The NHS continues to make the news, particularly with winter likely to bring pressures.
Whenever I speak to the Clinical Commissioning group or the local hospital trust there is real concern about funding.
Why, for example, if spending is increasing, are hospitals facing real term cuts, unless, as I suspect, the treasury is giving with one hand but clawing back with the other?
There was, however, a rare coming together of the frontbenches last week when the NHS chief executive Simon Stevens published the NHS Five Year Forward Review.
There was some agreement that in future two out of every three pounds will be spent at a local level on services provided by or commissioned by GPs. There’s also agreement that lives will be saved if there are specialist trauma and critical care centres like the one soon to open at Cramlington.
But there’s much less agreement about how much of healthcare will be provided by the private sector or about how the increasing bill for an ageing population will be met, especially since only so much can come from savings.
You can also expect rows and promises about waiting times, which after all is what really matters to people.
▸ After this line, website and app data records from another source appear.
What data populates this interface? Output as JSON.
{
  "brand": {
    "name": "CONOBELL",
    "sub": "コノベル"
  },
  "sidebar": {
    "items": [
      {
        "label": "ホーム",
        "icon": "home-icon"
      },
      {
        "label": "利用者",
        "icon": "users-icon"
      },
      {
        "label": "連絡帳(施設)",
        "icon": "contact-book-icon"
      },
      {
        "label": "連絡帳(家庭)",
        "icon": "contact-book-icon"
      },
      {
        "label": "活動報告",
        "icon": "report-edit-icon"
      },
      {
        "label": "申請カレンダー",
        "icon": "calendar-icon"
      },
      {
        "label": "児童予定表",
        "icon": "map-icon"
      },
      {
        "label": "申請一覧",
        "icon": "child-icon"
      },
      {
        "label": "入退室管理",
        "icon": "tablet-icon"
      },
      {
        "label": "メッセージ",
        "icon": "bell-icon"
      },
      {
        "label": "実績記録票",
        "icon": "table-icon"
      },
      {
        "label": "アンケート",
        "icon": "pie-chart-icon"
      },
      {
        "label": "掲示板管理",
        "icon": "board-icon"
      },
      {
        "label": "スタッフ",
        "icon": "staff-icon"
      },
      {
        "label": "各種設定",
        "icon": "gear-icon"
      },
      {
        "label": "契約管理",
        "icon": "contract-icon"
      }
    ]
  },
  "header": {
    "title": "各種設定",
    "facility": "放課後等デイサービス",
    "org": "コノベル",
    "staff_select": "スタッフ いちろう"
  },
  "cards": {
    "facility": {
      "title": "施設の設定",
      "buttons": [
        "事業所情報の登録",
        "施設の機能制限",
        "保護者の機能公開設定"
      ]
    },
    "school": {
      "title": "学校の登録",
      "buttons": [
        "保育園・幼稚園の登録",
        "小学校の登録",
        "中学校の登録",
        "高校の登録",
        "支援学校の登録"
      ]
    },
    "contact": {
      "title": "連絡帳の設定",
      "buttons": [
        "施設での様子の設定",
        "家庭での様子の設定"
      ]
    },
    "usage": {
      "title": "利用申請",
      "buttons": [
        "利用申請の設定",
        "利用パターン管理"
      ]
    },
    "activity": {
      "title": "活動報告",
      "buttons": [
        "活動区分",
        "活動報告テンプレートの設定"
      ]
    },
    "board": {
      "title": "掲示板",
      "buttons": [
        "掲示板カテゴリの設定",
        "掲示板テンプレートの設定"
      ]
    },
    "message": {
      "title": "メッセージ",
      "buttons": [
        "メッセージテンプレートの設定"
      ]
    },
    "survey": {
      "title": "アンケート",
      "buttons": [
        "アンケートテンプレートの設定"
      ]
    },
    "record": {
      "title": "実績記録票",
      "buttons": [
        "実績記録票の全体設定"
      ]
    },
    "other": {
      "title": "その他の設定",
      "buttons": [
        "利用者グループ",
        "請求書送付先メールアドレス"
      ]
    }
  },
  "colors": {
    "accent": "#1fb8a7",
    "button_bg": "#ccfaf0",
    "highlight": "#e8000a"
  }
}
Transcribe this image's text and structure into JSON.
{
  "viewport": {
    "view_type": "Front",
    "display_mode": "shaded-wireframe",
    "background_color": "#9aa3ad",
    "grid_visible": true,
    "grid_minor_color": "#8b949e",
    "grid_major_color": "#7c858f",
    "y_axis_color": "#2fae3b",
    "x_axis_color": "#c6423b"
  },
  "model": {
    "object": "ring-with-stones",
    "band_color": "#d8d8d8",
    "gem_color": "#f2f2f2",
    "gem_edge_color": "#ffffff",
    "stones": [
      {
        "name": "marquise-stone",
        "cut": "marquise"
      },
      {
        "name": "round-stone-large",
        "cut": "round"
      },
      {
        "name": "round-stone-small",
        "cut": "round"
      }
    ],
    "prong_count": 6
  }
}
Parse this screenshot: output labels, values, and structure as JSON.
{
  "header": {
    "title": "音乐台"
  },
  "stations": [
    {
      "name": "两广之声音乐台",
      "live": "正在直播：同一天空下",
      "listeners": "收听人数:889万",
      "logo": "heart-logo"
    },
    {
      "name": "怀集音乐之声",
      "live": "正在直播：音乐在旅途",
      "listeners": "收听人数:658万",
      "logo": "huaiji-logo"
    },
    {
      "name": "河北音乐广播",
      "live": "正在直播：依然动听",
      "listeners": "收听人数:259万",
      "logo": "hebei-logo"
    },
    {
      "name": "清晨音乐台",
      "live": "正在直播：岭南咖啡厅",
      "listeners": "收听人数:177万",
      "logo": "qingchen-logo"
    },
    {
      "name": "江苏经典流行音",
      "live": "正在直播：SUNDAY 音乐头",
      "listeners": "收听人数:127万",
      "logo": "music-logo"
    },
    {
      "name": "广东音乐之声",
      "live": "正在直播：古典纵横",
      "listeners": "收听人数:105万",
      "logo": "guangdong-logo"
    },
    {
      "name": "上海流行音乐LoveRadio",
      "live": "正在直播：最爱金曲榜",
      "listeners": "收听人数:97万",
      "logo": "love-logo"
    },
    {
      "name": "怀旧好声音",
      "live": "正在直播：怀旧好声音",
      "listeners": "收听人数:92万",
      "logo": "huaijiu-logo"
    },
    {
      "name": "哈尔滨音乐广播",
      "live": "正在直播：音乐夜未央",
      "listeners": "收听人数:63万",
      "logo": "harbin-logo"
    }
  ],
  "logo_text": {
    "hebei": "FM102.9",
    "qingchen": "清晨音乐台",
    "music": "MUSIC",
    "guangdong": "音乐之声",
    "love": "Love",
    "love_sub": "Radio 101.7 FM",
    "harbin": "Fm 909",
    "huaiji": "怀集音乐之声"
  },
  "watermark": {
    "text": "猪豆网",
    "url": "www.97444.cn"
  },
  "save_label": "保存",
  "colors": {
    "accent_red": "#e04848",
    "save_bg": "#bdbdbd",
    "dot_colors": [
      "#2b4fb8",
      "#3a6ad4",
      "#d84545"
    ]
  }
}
I think the seven day cancer pledge is particularly significant, setting a target of no more than a week for tests and results, with the increased cost paid through a levy on tobacco firms.